    CD: changing decisions
    CFA: confirmatory factor analysis
    CO: consulting others
    NFMH: nononline formal medical help-seeking
    NHIS: nononline health information search
    NIMH: nononline informal medical help-seeking
    OFMH: online formal medical help-seeking
    OHIS: online health information search
    OHIU: Online Health Information Utilization questionnaire
    OIMH: online informal medical help-seeking
    PS: promoting self-efficacy
    PSM: Problem Solving in Medicine questionnaire


    Edited by G Eysenbach; submitted 09.11.17; peer-reviewed by R Hsieh, I Adeleke, PCI Pang, K Lee, Y Byambasuren; comments to author 16.12.17; revised version received 26.12.17; accepted 08.01.18; published 12.02.18

    ©Yen-Yuan Chen, Chia-Ming Li, Jyh-Chong Liang, Chin-Chung Tsai.

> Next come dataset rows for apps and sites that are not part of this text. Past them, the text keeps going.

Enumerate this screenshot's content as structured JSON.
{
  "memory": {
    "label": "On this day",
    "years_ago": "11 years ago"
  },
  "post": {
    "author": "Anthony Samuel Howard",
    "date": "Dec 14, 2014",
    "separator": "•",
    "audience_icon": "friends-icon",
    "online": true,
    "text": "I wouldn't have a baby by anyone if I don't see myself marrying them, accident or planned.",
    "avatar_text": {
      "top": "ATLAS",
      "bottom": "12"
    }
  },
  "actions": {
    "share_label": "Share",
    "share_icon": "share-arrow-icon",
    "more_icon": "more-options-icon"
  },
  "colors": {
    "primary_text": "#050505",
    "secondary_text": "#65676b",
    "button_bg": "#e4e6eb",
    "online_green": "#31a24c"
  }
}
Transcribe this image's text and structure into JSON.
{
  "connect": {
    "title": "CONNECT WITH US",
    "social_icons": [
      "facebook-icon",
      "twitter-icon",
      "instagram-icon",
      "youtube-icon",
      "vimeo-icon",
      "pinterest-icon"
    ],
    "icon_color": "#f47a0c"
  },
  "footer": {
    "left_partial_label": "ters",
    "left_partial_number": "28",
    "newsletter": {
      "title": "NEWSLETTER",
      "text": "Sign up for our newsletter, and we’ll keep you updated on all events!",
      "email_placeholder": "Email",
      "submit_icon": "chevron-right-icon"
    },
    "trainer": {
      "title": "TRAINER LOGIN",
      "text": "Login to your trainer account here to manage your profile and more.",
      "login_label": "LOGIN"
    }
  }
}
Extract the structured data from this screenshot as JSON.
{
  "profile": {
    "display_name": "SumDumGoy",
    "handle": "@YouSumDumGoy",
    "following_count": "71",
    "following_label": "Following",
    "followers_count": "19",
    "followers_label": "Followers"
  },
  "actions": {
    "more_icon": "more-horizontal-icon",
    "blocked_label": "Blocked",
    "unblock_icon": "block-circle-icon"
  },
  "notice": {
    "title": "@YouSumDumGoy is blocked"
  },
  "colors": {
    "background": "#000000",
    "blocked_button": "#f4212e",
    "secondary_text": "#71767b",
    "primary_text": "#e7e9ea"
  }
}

Originally published in the Journal of Medical Internet Research (http://www.jmir.org), 12.02.2018.

    This is an open-access article distributed under the terms of the Creative Commons Attribution License (https://creativecommons.org/licenses/by/4.0/), which permits unrestricted use, distribution, and reproduction in any medium, provided the original work, first published in the Journal of Medical Internet Research, is properly cited. The complete bibliographic information, a link to the original publication on http://www.jmir.org/, as well as this copyright and license information must be included.